[Task inputs Boundary: Start]

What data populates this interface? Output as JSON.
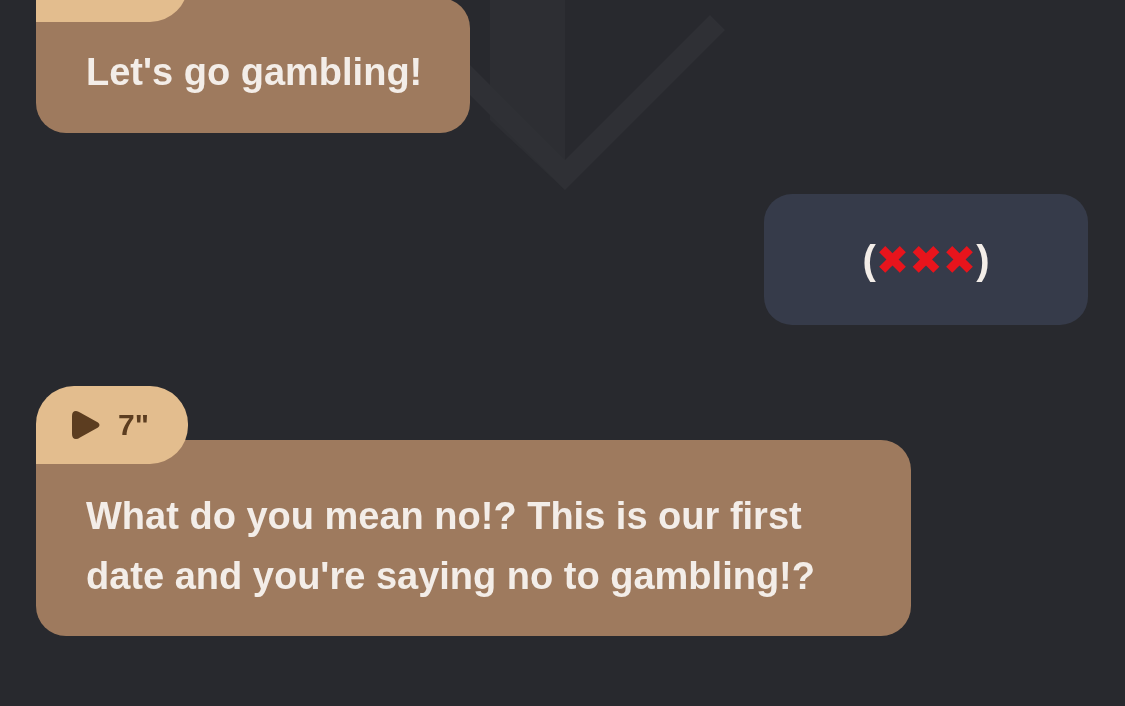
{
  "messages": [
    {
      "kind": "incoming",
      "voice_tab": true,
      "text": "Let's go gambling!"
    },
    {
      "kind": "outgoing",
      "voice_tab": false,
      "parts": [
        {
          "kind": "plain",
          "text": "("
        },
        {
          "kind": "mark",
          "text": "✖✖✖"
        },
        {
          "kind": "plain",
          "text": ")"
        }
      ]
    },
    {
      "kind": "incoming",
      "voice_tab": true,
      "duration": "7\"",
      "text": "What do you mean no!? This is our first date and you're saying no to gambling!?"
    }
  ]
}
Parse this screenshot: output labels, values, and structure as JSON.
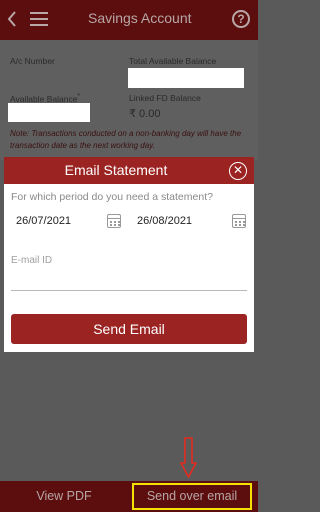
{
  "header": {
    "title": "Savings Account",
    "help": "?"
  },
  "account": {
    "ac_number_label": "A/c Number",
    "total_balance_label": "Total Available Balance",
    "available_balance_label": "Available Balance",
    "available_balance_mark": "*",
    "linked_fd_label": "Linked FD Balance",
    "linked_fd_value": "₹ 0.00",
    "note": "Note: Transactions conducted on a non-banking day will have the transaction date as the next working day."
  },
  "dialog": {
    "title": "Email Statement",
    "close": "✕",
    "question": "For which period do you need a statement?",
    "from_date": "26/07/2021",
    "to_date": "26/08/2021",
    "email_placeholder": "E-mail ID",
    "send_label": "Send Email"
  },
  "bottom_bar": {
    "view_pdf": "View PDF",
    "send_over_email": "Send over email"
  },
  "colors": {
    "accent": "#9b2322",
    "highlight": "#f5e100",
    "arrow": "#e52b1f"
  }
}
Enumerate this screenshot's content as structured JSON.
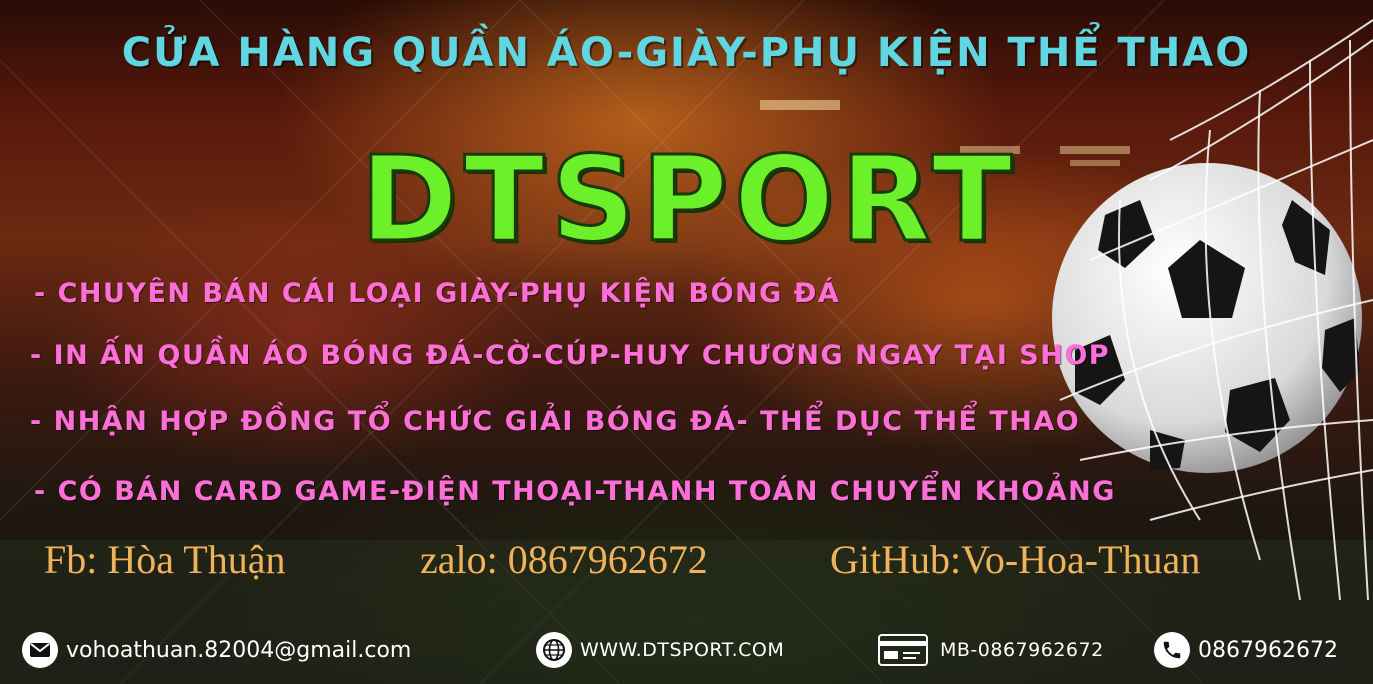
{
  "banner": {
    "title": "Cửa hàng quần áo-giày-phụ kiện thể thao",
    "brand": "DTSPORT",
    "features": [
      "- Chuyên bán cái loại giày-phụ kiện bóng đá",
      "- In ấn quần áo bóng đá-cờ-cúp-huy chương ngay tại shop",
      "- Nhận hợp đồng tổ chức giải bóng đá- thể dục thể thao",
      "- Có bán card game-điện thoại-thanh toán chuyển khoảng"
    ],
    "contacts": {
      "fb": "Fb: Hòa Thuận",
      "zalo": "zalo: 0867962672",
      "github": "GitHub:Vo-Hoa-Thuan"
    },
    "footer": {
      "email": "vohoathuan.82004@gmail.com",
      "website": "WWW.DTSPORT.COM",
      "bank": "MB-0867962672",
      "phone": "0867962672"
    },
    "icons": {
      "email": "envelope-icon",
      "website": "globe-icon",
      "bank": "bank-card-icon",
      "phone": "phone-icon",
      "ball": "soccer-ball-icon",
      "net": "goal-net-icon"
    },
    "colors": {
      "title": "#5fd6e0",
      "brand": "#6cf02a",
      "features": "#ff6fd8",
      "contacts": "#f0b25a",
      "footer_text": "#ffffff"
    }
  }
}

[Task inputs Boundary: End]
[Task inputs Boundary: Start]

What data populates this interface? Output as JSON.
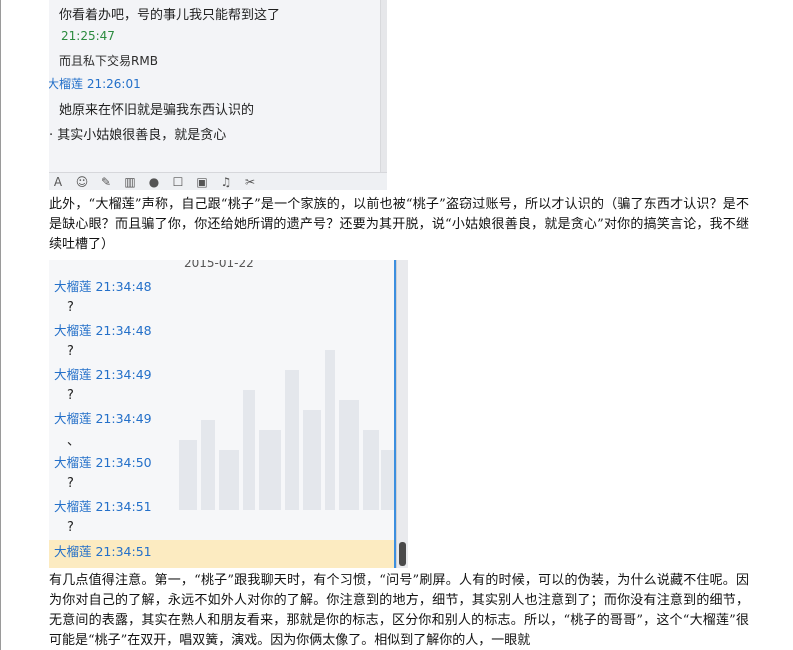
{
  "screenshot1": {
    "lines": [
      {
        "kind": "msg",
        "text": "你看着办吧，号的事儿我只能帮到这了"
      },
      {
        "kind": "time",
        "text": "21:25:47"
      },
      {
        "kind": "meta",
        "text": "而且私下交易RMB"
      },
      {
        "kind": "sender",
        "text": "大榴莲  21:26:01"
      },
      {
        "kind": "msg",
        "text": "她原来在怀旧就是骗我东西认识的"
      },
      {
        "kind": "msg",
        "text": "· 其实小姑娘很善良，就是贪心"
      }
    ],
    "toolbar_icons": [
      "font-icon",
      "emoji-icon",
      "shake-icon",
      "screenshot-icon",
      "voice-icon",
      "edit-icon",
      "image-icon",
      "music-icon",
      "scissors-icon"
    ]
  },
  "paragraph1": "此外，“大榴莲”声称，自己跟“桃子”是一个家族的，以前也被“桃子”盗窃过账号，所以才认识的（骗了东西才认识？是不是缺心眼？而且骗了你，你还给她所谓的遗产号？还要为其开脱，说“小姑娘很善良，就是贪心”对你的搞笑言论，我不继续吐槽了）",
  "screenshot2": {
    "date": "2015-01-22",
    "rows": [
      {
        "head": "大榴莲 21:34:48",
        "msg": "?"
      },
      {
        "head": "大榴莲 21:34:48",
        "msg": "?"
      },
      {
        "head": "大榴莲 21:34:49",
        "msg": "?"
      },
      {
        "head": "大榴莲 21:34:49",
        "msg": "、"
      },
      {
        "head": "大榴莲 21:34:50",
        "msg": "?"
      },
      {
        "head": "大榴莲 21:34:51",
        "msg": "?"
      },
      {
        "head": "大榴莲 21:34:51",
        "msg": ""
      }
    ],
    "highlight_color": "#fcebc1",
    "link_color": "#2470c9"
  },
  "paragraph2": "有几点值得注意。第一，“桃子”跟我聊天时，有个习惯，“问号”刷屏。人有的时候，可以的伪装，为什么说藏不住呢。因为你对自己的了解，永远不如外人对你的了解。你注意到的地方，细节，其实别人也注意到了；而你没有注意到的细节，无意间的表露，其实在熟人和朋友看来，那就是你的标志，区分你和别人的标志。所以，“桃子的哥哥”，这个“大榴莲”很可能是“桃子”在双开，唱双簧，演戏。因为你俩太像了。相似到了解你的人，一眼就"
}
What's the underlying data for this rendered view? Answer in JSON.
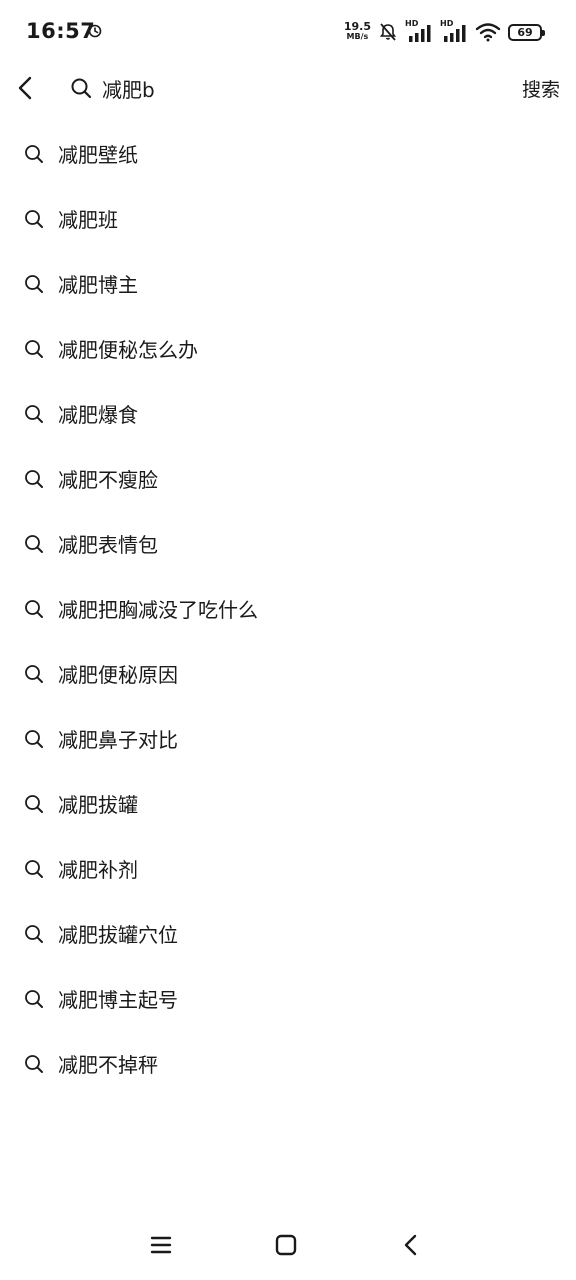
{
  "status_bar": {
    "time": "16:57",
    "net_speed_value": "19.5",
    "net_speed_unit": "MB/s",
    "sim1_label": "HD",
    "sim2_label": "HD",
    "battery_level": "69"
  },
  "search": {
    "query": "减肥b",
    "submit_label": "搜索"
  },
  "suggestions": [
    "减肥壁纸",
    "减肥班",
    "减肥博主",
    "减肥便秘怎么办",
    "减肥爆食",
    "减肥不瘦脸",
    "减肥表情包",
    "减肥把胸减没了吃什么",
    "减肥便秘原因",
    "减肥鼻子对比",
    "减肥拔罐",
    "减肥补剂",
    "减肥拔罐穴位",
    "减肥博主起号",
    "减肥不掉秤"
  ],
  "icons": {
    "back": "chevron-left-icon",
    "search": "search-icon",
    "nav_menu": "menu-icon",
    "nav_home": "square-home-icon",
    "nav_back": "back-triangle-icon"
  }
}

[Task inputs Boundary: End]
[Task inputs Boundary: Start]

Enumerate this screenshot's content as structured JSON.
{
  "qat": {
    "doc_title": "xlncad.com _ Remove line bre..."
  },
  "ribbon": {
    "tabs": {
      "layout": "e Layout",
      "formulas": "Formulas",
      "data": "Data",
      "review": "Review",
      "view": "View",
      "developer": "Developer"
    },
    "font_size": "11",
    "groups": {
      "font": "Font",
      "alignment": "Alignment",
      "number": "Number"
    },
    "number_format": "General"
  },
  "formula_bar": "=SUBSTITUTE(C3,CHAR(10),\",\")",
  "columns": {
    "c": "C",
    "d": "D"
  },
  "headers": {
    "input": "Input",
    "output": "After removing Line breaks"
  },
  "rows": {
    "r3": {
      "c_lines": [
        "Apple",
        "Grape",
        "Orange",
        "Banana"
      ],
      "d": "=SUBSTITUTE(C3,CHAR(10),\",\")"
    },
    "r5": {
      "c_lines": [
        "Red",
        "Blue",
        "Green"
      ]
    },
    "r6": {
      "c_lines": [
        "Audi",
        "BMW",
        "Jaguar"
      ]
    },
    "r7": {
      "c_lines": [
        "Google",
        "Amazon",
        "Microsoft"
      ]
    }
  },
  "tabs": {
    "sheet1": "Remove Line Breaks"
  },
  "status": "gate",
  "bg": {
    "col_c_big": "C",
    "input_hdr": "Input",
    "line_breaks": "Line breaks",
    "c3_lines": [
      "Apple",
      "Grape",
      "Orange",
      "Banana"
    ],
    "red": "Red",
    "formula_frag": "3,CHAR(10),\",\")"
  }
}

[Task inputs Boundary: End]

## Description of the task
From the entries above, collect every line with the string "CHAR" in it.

## Result of this exercise
  "formula_bar": "=SUBSTITUTE(C3,CHAR(10),\",\")",
      "d": "=SUBSTITUTE(C3,CHAR(10),\",\")"
    "formula_frag": "3,CHAR(10),\",\")"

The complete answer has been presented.